# AIM OF THE TASK
Please repeat the data exactly. Any picture in it stays out.

# EXTRACTED MATERIAL
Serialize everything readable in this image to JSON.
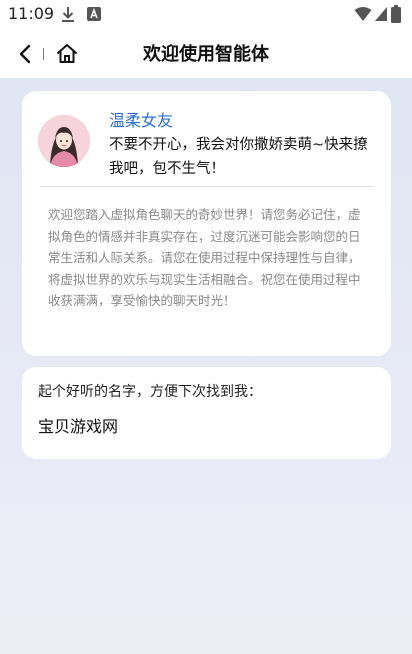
{
  "status_bar": {
    "time": "11:09",
    "left_icons": [
      "download-icon",
      "app-notification-icon"
    ],
    "right_icons": [
      "wifi-icon",
      "signal-icon",
      "battery-icon"
    ]
  },
  "nav": {
    "title": "欢迎使用智能体",
    "back_icon": "chevron-left-icon",
    "home_icon": "home-icon"
  },
  "character": {
    "name": "温柔女友",
    "greeting": "不要不开心，我会对你撒娇卖萌~快来撩我吧，包不生气！",
    "name_color": "#2e6fd6"
  },
  "disclaimer": "欢迎您踏入虚拟角色聊天的奇妙世界！请您务必记住，虚拟角色的情感并非真实存在，过度沉迷可能会影响您的日常生活和人际关系。请您在使用过程中保持理性与自律，将虚拟世界的欢乐与现实生活相融合。祝您在使用过程中收获满满，享受愉快的聊天时光！",
  "name_card": {
    "prompt": "起个好听的名字，方便下次找到我：",
    "value": "宝贝游戏网"
  }
}
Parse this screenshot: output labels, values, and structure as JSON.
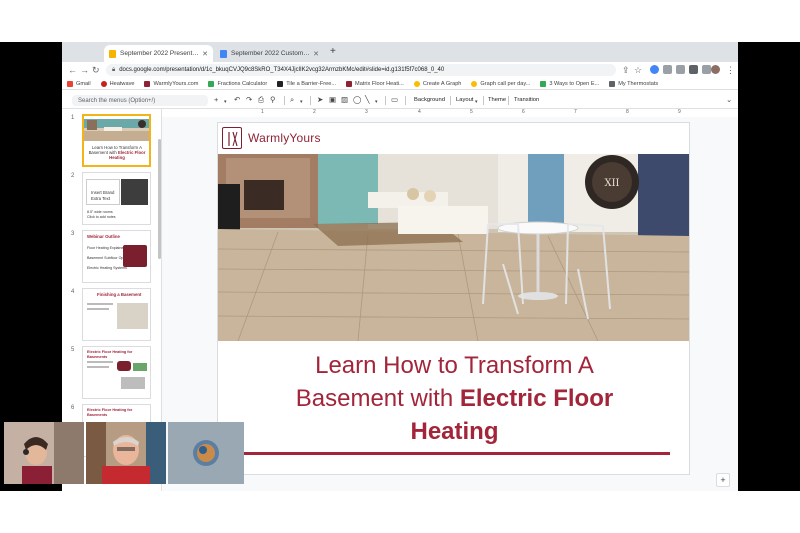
{
  "browser": {
    "tabs": [
      {
        "label": "September 2022 Presentation",
        "color": "#f4b400",
        "active": true
      },
      {
        "label": "September 2022 Customer C...",
        "color": "#4285f4",
        "active": false
      }
    ],
    "url": "docs.google.com/presentation/d/1c_bkuqCVJQ9c8SkRO_T34X4JjclIK2vcg32ArmzbKMc/edit#slide=id.g131f5f7c068_0_40"
  },
  "bookmarks": [
    {
      "label": "Gmail",
      "color": "#ea4335"
    },
    {
      "label": "Heatwave",
      "color": "#c5221f"
    },
    {
      "label": "WarmlyYours.com",
      "color": "#8f2334"
    },
    {
      "label": "Fractions Calculator",
      "color": "#34a853"
    },
    {
      "label": "Tile a Barrier-Free...",
      "color": "#202124"
    },
    {
      "label": "Matrix Floor Heati...",
      "color": "#8f2334"
    },
    {
      "label": "Create A Graph",
      "color": "#fbbc04"
    },
    {
      "label": "Graph call per day...",
      "color": "#fbbc04"
    },
    {
      "label": "3 Ways to Open E...",
      "color": "#34a853"
    },
    {
      "label": "My Thermostats",
      "color": "#5f6368"
    }
  ],
  "toolbar": {
    "search_placeholder": "Search the menus (Option+/)",
    "background": "Background",
    "layout": "Layout",
    "theme": "Theme",
    "transition": "Transition"
  },
  "ruler": [
    "1",
    "2",
    "3",
    "4",
    "5",
    "6",
    "7",
    "8",
    "9"
  ],
  "filmstrip": [
    {
      "num": "1"
    },
    {
      "num": "2",
      "lines": [
        "Insert Brand",
        "Extra Text",
        "8.5\" wide rooms",
        "Click to add notes"
      ]
    },
    {
      "num": "3",
      "title": "Webinar Outline",
      "lines": [
        "Floor Heating Explained",
        "Basement Subfloor Options",
        "Electric Heating Systems"
      ]
    },
    {
      "num": "4",
      "title": "Finishing a Basement"
    },
    {
      "num": "5",
      "title": "Electric Floor Heating for Basements"
    },
    {
      "num": "6",
      "title": "Electric Floor Heating for Basements"
    }
  ],
  "slide": {
    "logo": "WarmlyYours",
    "title_line1": "Learn How to Transform A",
    "title_line2_plain": "Basement with ",
    "title_line2_bold": "Electric Floor",
    "title_line3_bold": "Heating",
    "accent": "#a2253a"
  },
  "thumb1": {
    "line1": "Learn How to Transform A",
    "line2": "Basement with",
    "line2_bold": "Electric Floor",
    "line3_bold": "Heating"
  }
}
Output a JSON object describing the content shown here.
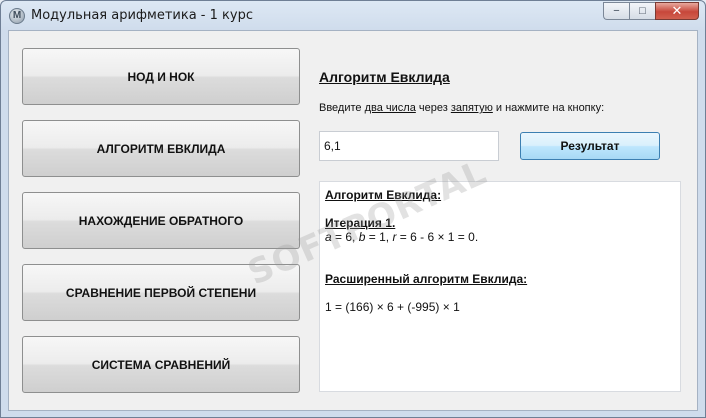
{
  "window": {
    "title": "Модульная арифметика - 1 курс",
    "icon_letter": "M",
    "controls": {
      "minimize": "−",
      "maximize": "□",
      "close": "✕"
    }
  },
  "nav": {
    "items": [
      {
        "label": "НОД И НОК"
      },
      {
        "label": "АЛГОРИТМ ЕВКЛИДА"
      },
      {
        "label": "НАХОЖДЕНИЕ ОБРАТНОГО"
      },
      {
        "label": "СРАВНЕНИЕ ПЕРВОЙ СТЕПЕНИ"
      },
      {
        "label": "СИСТЕМА СРАВНЕНИЙ"
      }
    ]
  },
  "main": {
    "heading": "Алгоритм Евклида",
    "instruction": {
      "p1": "Введите ",
      "p2": "два числа",
      "p3": " через ",
      "p4": "запятую",
      "p5": " и нажмите на кнопку:"
    },
    "input_value": "6,1",
    "result_button": "Результат",
    "output": {
      "title": "Алгоритм Евклида:",
      "iteration": "Итерация 1.",
      "a_var": "a",
      "a_eq": " = 6, ",
      "b_var": "b",
      "b_eq": " = 1, ",
      "r_var": "r",
      "r_eq": " = 6 - 6 × 1 = 0.",
      "extended_title": "Расширенный алгоритм Евклида:",
      "extended_result": "1 = (166) × 6 + (-995) × 1"
    }
  },
  "watermark": "SOFTPORTAL"
}
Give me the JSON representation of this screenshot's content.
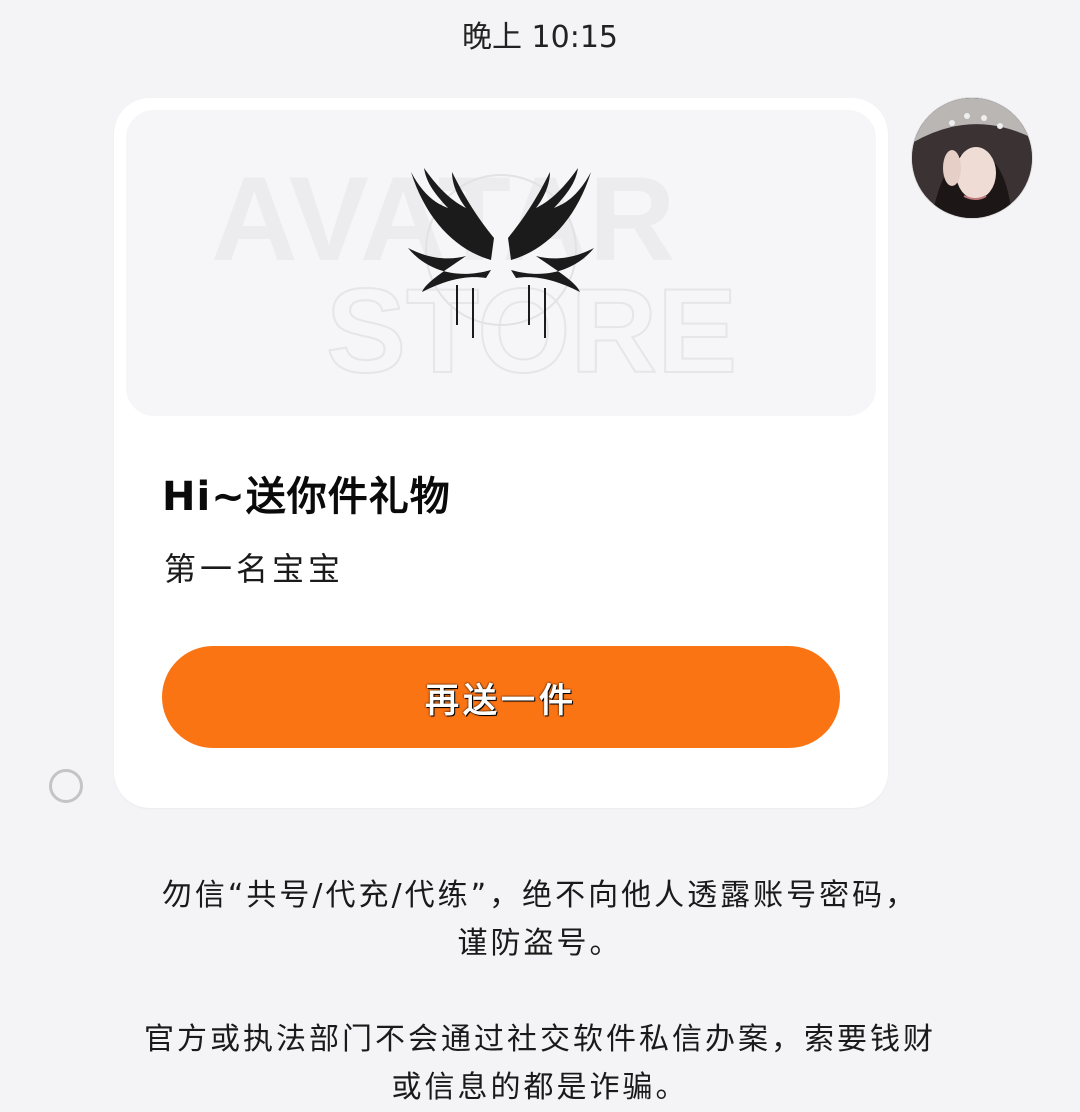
{
  "timestamp": "晚上 10:15",
  "gift_card": {
    "banner_watermark": [
      "AVATAR",
      "STORE"
    ],
    "title": "Hi~送你件礼物",
    "subtitle": "第一名宝宝",
    "button_label": "再送一件",
    "button_color": "#fb7414"
  },
  "notices": [
    {
      "line1": "勿信“共号/代充/代练”，绝不向他人透露账号密码，",
      "line2": "谨防盗号。"
    },
    {
      "line1": "官方或执法部门不会通过社交软件私信办案，索要钱财",
      "line2": "或信息的都是诈骗。"
    }
  ],
  "icons": {
    "avatar": "user-avatar",
    "select": "select-circle-icon",
    "banner": "wings-icon"
  }
}
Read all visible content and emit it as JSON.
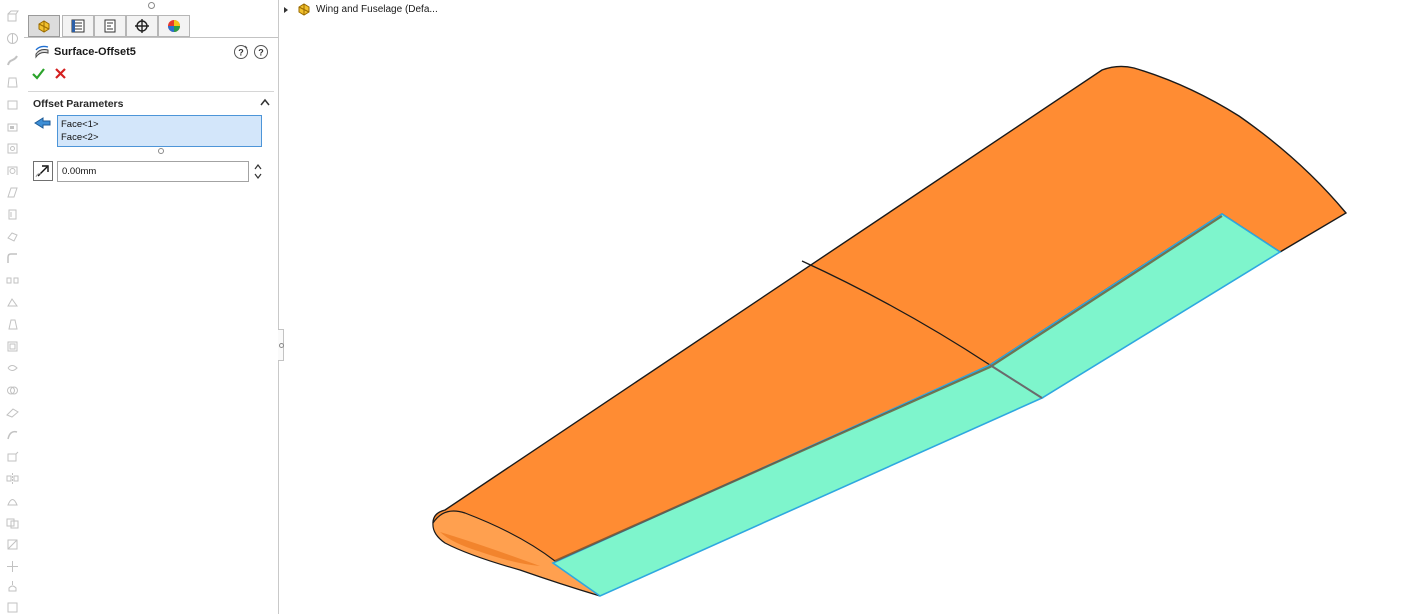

# REPLY TO THE TASK
Serialize everything readable in this image to JSON.
{
  "status_bar": {
    "time": "11:09",
    "left_icons": [
      "download-icon",
      "app-notification-icon"
    ],
    "right_icons": [
      "wifi-icon",
      "signal-icon",
      "battery-icon"
    ]
  },
  "nav": {
    "title": "欢迎使用智能体",
    "back_icon": "chevron-left-icon",
    "home_icon": "home-icon"
  },
  "character": {
    "name": "温柔女友",
    "greeting": "不要不开心，我会对你撒娇卖萌~快来撩我吧，包不生气！",
    "name_color": "#2e6fd6"
  },
  "disclaimer": "欢迎您踏入虚拟角色聊天的奇妙世界！请您务必记住，虚拟角色的情感并非真实存在，过度沉迷可能会影响您的日常生活和人际关系。请您在使用过程中保持理性与自律，将虚拟世界的欢乐与现实生活相融合。祝您在使用过程中收获满满，享受愉快的聊天时光！",
  "name_card": {
    "prompt": "起个好听的名字，方便下次找到我：",
    "value": "宝贝游戏网"
  }
}
Parse this screenshot: output labels, values, and structure as JSON.
{
  "browser": {
    "tabs": [
      {
        "label": "September 2022 Presentation",
        "color": "#f4b400",
        "active": true
      },
      {
        "label": "September 2022 Customer C...",
        "color": "#4285f4",
        "active": false
      }
    ],
    "url": "docs.google.com/presentation/d/1c_bkuqCVJQ9c8SkRO_T34X4JjclIK2vcg32ArmzbKMc/edit#slide=id.g131f5f7c068_0_40"
  },
  "bookmarks": [
    {
      "label": "Gmail",
      "color": "#ea4335"
    },
    {
      "label": "Heatwave",
      "color": "#c5221f"
    },
    {
      "label": "WarmlyYours.com",
      "color": "#8f2334"
    },
    {
      "label": "Fractions Calculator",
      "color": "#34a853"
    },
    {
      "label": "Tile a Barrier-Free...",
      "color": "#202124"
    },
    {
      "label": "Matrix Floor Heati...",
      "color": "#8f2334"
    },
    {
      "label": "Create A Graph",
      "color": "#fbbc04"
    },
    {
      "label": "Graph call per day...",
      "color": "#fbbc04"
    },
    {
      "label": "3 Ways to Open E...",
      "color": "#34a853"
    },
    {
      "label": "My Thermostats",
      "color": "#5f6368"
    }
  ],
  "toolbar": {
    "search_placeholder": "Search the menus (Option+/)",
    "background": "Background",
    "layout": "Layout",
    "theme": "Theme",
    "transition": "Transition"
  },
  "ruler": [
    "1",
    "2",
    "3",
    "4",
    "5",
    "6",
    "7",
    "8",
    "9"
  ],
  "filmstrip": [
    {
      "num": "1"
    },
    {
      "num": "2",
      "lines": [
        "Insert Brand",
        "Extra Text",
        "8.5\" wide rooms",
        "Click to add notes"
      ]
    },
    {
      "num": "3",
      "title": "Webinar Outline",
      "lines": [
        "Floor Heating Explained",
        "Basement Subfloor Options",
        "Electric Heating Systems"
      ]
    },
    {
      "num": "4",
      "title": "Finishing a Basement"
    },
    {
      "num": "5",
      "title": "Electric Floor Heating for Basements"
    },
    {
      "num": "6",
      "title": "Electric Floor Heating for Basements"
    }
  ],
  "slide": {
    "logo": "WarmlyYours",
    "title_line1": "Learn How to Transform A",
    "title_line2_plain": "Basement with ",
    "title_line2_bold": "Electric Floor",
    "title_line3_bold": "Heating",
    "accent": "#a2253a"
  },
  "thumb1": {
    "line1": "Learn How to Transform A",
    "line2": "Basement with",
    "line2_bold": "Electric Floor",
    "line3_bold": "Heating"
  }
}
Output a JSON object describing the content shown here.
{
  "window": {
    "title": "Модульная арифметика - 1 курс",
    "icon_letter": "M",
    "controls": {
      "minimize": "−",
      "maximize": "□",
      "close": "✕"
    }
  },
  "nav": {
    "items": [
      {
        "label": "НОД И НОК"
      },
      {
        "label": "АЛГОРИТМ ЕВКЛИДА"
      },
      {
        "label": "НАХОЖДЕНИЕ ОБРАТНОГО"
      },
      {
        "label": "СРАВНЕНИЕ ПЕРВОЙ СТЕПЕНИ"
      },
      {
        "label": "СИСТЕМА СРАВНЕНИЙ"
      }
    ]
  },
  "main": {
    "heading": "Алгоритм Евклида",
    "instruction": {
      "p1": "Введите ",
      "p2": "два числа",
      "p3": " через ",
      "p4": "запятую",
      "p5": " и нажмите на кнопку:"
    },
    "input_value": "6,1",
    "result_button": "Результат",
    "output": {
      "title": "Алгоритм Евклида:",
      "iteration": "Итерация 1.",
      "a_var": "a",
      "a_eq": " = 6, ",
      "b_var": "b",
      "b_eq": " = 1, ",
      "r_var": "r",
      "r_eq": " = 6 - 6 × 1 = 0.",
      "extended_title": "Расширенный алгоритм Евклида:",
      "extended_result": "1 = (166) × 6 + (-995) × 1"
    }
  },
  "watermark": "SOFTPORTAL"
}
Give me the JSON representation of this screenshot's content.
{
  "timestamp": "晚上 10:15",
  "gift_card": {
    "banner_watermark": [
      "AVATAR",
      "STORE"
    ],
    "title": "Hi~送你件礼物",
    "subtitle": "第一名宝宝",
    "button_label": "再送一件",
    "button_color": "#fb7414"
  },
  "notices": [
    {
      "line1": "勿信“共号/代充/代练”，绝不向他人透露账号密码，",
      "line2": "谨防盗号。"
    },
    {
      "line1": "官方或执法部门不会通过社交软件私信办案，索要钱财",
      "line2": "或信息的都是诈骗。"
    }
  ],
  "icons": {
    "avatar": "user-avatar",
    "select": "select-circle-icon",
    "banner": "wings-icon"
  }
}
Read all visible content and emit it as JSON.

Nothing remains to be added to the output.